As I have worked this summer at the Center for American progress, I have noticed some interesting if not contradictory phenomena. As has been reiterated countless times, this election cycle has seen partisanship increase at a level previously unseen. Bitter rivalries and polarizing candidates have made it seem impossible for Democrats and Republicans to compromise and collaborate. Especially given the dedication and attention that committed Republicans have for hating Hillary Clinton and anyone she associates with, it’s almost inconceivable that policies would gain more traction if they were more centrist in nature. To my surprise, much of my work at CAP has been on projects that are more center-left than would be expected of an organization that has such close and influential ties with the Democratic party. Our team has formed a coalition of organizations to work on education reform that spans the range of the ideological spectrum. As rare as it is to find, when working toward the same goal ideology becomes less important that policy based in commonality. CAP has published products that have sway over both liberal and conservative policymakers. Making change is about making friends across the aisle, and that’s a political strategy that’s beginning to become a little bit of a lost art. I was honestly shocked at the centrist mindset of my coworkers and the organization’s unwavering support for the Democratic Establishment. As someone who identifies as very liberal on many issues, it was surprising to me to interact with coworkers and superiors that held views that I considered to be less progressive and decidedly more moderate. For me, this was more a point of interest than a source of conflict. In a surprisingly competitive primary, Bernie Sanders took positions so far to the left that the juxtaposition left Hillary Clinton looking very moderate. The millennial voters that formed the foundation of Bernie Sanders’ success are considerably more liberal than their predecessors, especially on social issues. In order to attract their support after effectively securing the nomination, Hillary Clinton effectively had to shift further left on many of her policies. While this shift has far reaching implications for her candidacy and the future of the Democratic party, I remain unconvinced that it’s enough to repair the rift that the energy that surrounded the Sanders campaign caused.
After the media spotlight on the tragic murders of unarmed Black men at the hands of police intensified during the week of July 4th-8th, going into the office was challenging. To have to process the trauma of watching Philando Castile get shot in front of his partner and child during a traffic stop was overwhelming in a predominately white corporate space. To their commendation, my white coworkers were empathetic and many tried to be supportive of the space necessary to begin to grieve. To my dismay, the space where the community was supposed to come together and heal was taken over by those who did not share the same mission. Too often what happens in places like CAP in the face of tragedy is that well-meaning white people come together to start thinking about solutions to policy problems.

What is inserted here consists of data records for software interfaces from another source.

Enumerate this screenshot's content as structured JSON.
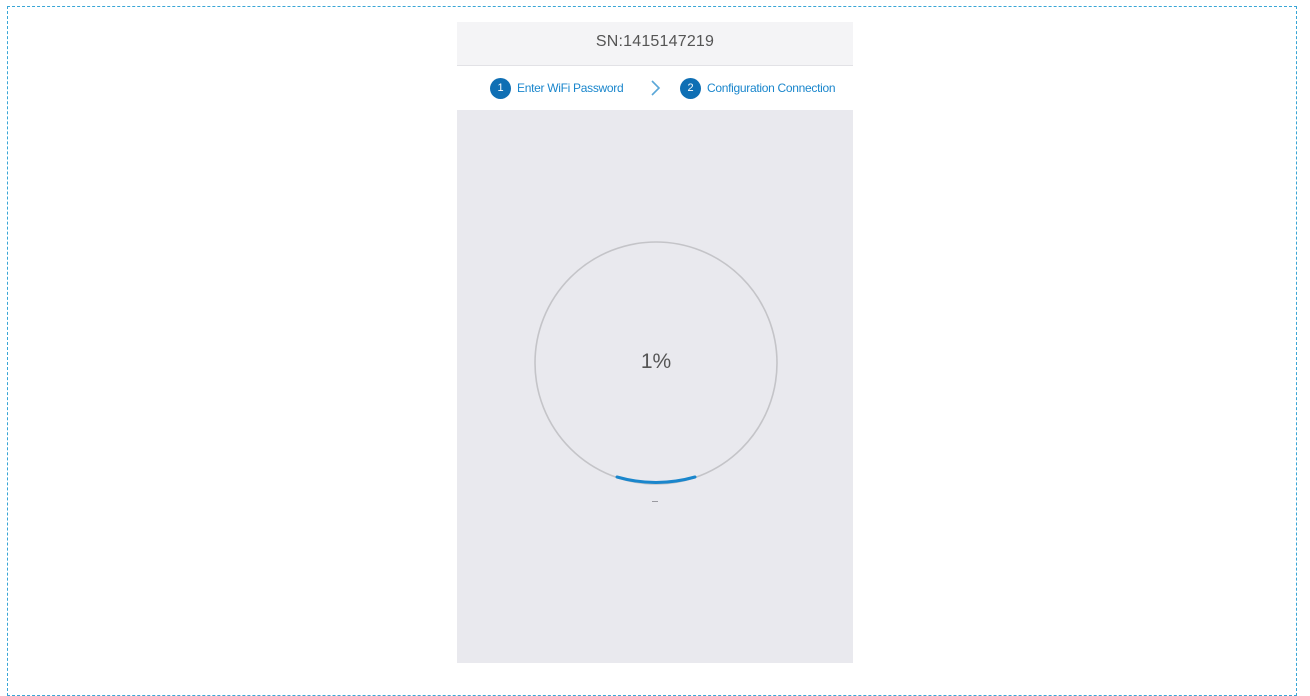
{
  "device": {
    "serial_label": "SN:1415147219"
  },
  "steps": [
    {
      "number": "1",
      "label": "Enter WiFi Password",
      "state": "done"
    },
    {
      "number": "2",
      "label": "Configuration Connection",
      "state": "active"
    }
  ],
  "progress": {
    "percent_text": "1%",
    "value_percent": 1
  },
  "colors": {
    "accent": "#1a86cc",
    "step_badge": "#0f6fb4",
    "background": "#e9e9ee",
    "border_dashed": "#3aa6d6"
  }
}
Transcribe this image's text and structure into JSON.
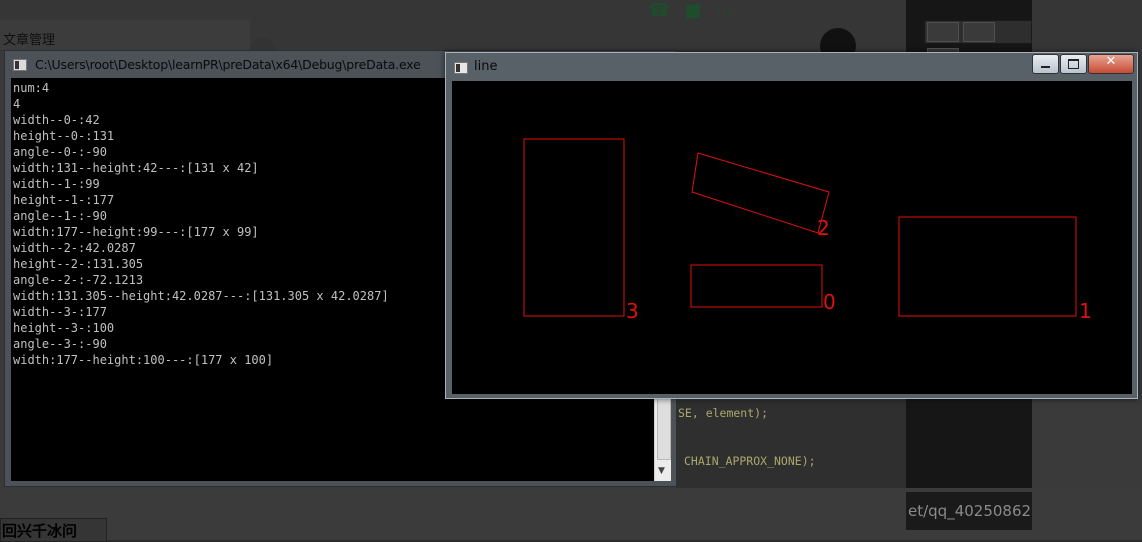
{
  "background": {
    "panel_label": "文章管理",
    "code_lines": [
      "SE, element);",
      "CHAIN_APPROX_NONE);"
    ],
    "url_fragment": "et/qq_40250862",
    "bottom_label": "回兴千冰问"
  },
  "console": {
    "title": "C:\\Users\\root\\Desktop\\learnPR\\preData\\x64\\Debug\\preData.exe",
    "text_color": "#c0c0c0",
    "lines": [
      "num:4",
      "4",
      "width--0-:42",
      "height--0-:131",
      "angle--0-:-90",
      "width:131--height:42---:[131 x 42]",
      "width--1-:99",
      "height--1-:177",
      "angle--1-:-90",
      "width:177--height:99---:[177 x 99]",
      "width--2-:42.0287",
      "height--2-:131.305",
      "angle--2-:-72.1213",
      "width:131.305--height:42.0287---:[131.305 x 42.0287]",
      "width--3-:177",
      "height--3-:100",
      "angle--3-:-90",
      "width:177--height:100---:[177 x 100]"
    ]
  },
  "line_window": {
    "title": "line",
    "stroke_color": "#e01010",
    "labels": [
      "3",
      "2",
      "0",
      "1"
    ]
  }
}
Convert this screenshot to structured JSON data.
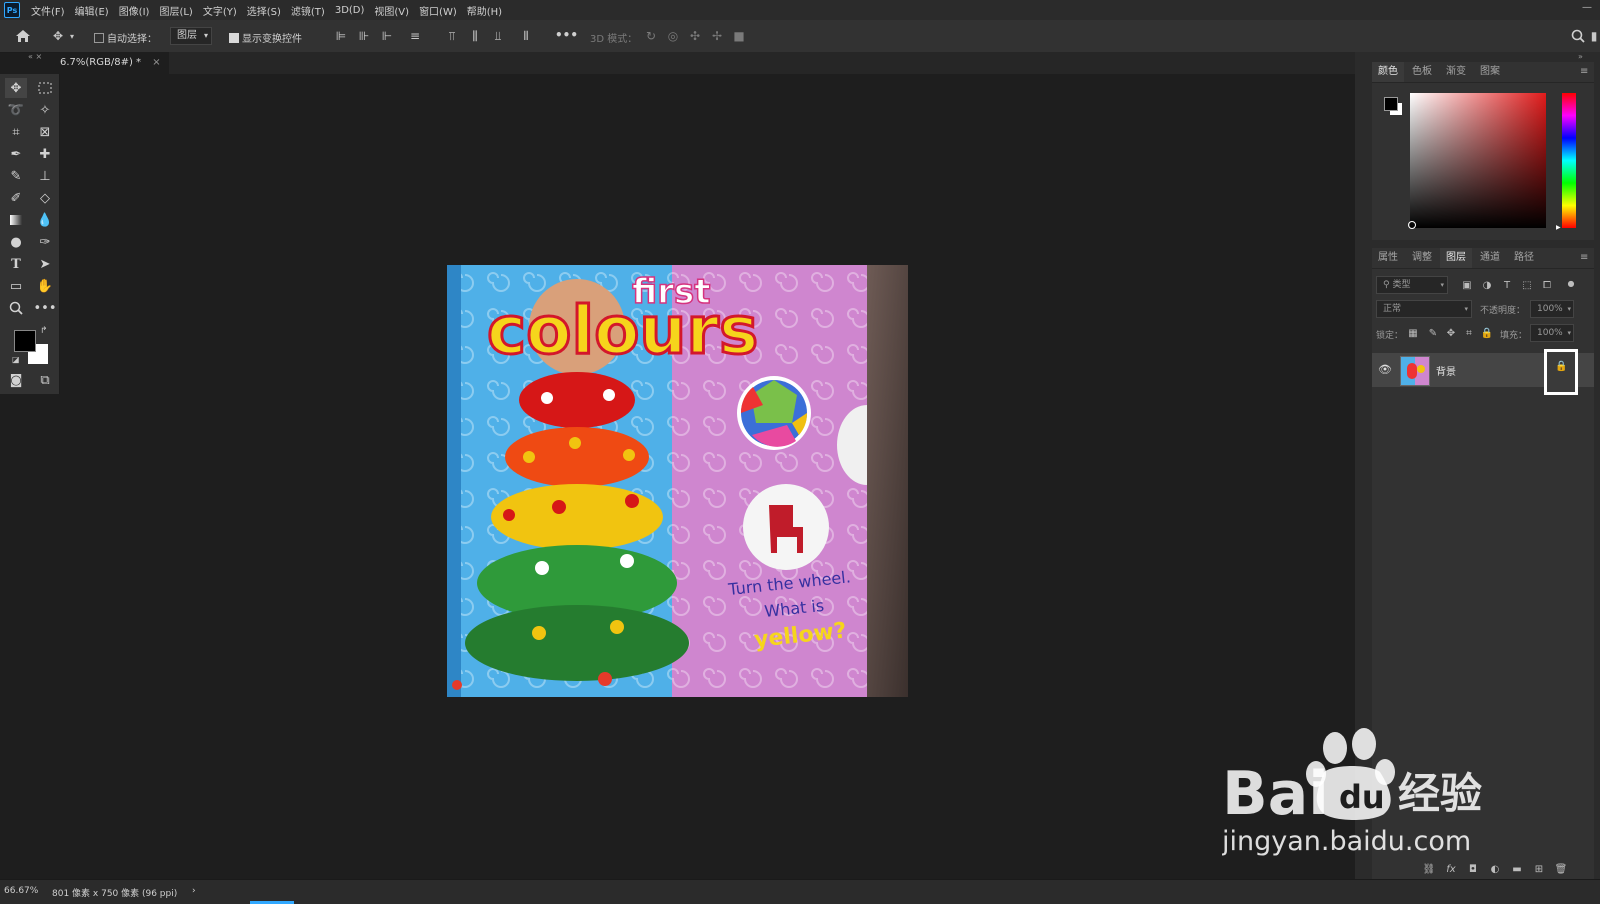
{
  "app": {
    "logo": "Ps",
    "menu": [
      "文件(F)",
      "编辑(E)",
      "图像(I)",
      "图层(L)",
      "文字(Y)",
      "选择(S)",
      "滤镜(T)",
      "3D(D)",
      "视图(V)",
      "窗口(W)",
      "帮助(H)"
    ],
    "window_controls": "—"
  },
  "options_bar": {
    "auto_select_label": "自动选择：",
    "auto_select_checked": false,
    "auto_select_target": "图层",
    "show_transform_label": "显示变换控件",
    "show_transform_checked": true,
    "more": "•••",
    "mode_3d_label": "3D 模式："
  },
  "document_tab": {
    "title": "6.7%(RGB/8#) *",
    "close": "×"
  },
  "image": {
    "title_small": "first",
    "title_big": "colours",
    "caption_line1": "Turn the wheel.",
    "caption_line2": "What is",
    "caption_line3": "yellow?"
  },
  "color_panel": {
    "tabs": [
      "颜色",
      "色板",
      "渐变",
      "图案"
    ],
    "active_tab": 0,
    "foreground": "#000000",
    "background": "#ffffff",
    "hue_color": "#e01b1b"
  },
  "layers_panel": {
    "tabs": [
      "属性",
      "调整",
      "图层",
      "通道",
      "路径"
    ],
    "active_tab": 2,
    "filter_placeholder": "类型",
    "blend_mode": "正常",
    "opacity_label": "不透明度：",
    "opacity_value": "100%",
    "lock_label": "锁定：",
    "fill_label": "填充：",
    "fill_value": "100%",
    "layers": [
      {
        "name": "背景",
        "visible": true,
        "locked": true
      }
    ]
  },
  "status_bar": {
    "zoom": "66.67%",
    "doc_info": "801 像素 x 750 像素 (96 ppi)",
    "arrow": "›"
  },
  "watermark": {
    "brand_left": "Bai",
    "brand_right": "经验",
    "url": "jingyan.baidu.com"
  },
  "colors": {
    "accent": "#31a8ff",
    "panel_bg": "#323232",
    "canvas_bg": "#1e1e1e"
  }
}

The issue I take with this is that these voices can dominate a space and begin thinking in an abstract, detached, way about a systemic issue by beginning to address them through the lens of policy. Spaces that are supposed to be for processing raw grief and deeply personal emotion can too quickly be turned into a seminar for policy wonks. What was upsetting to me was that immediately after the deaths of Philando Castile and Alton Sterling, the first instinct of my coworkers was to tackle ideas for gun violence prevention policies that affect everyone. It was the embodiment of the think tank equivalent of #AllLivesMatter. In a very centrist approach, my coworkers threw their support behind a bipartisan gun reform bill. I wanted to see more directed policy solutions that would seek to address the systemic racism and police militarization that lay at the heart of the issue, but that would have alienated more conservative coalition partners. This is an increasingly frequent occurrence as policymakers work to craft legislation that is more center-left in an attempt to build more broad support. It’s an admirable approach that in theory would lead to more reforms being passed but in execution is harmful to those with marginalized identities that suffer under the status quo. I fully support cooperation across the aisle, but not at the expense of those who are oppressed. On some issues, compromise is not acceptable, and center is just not enough.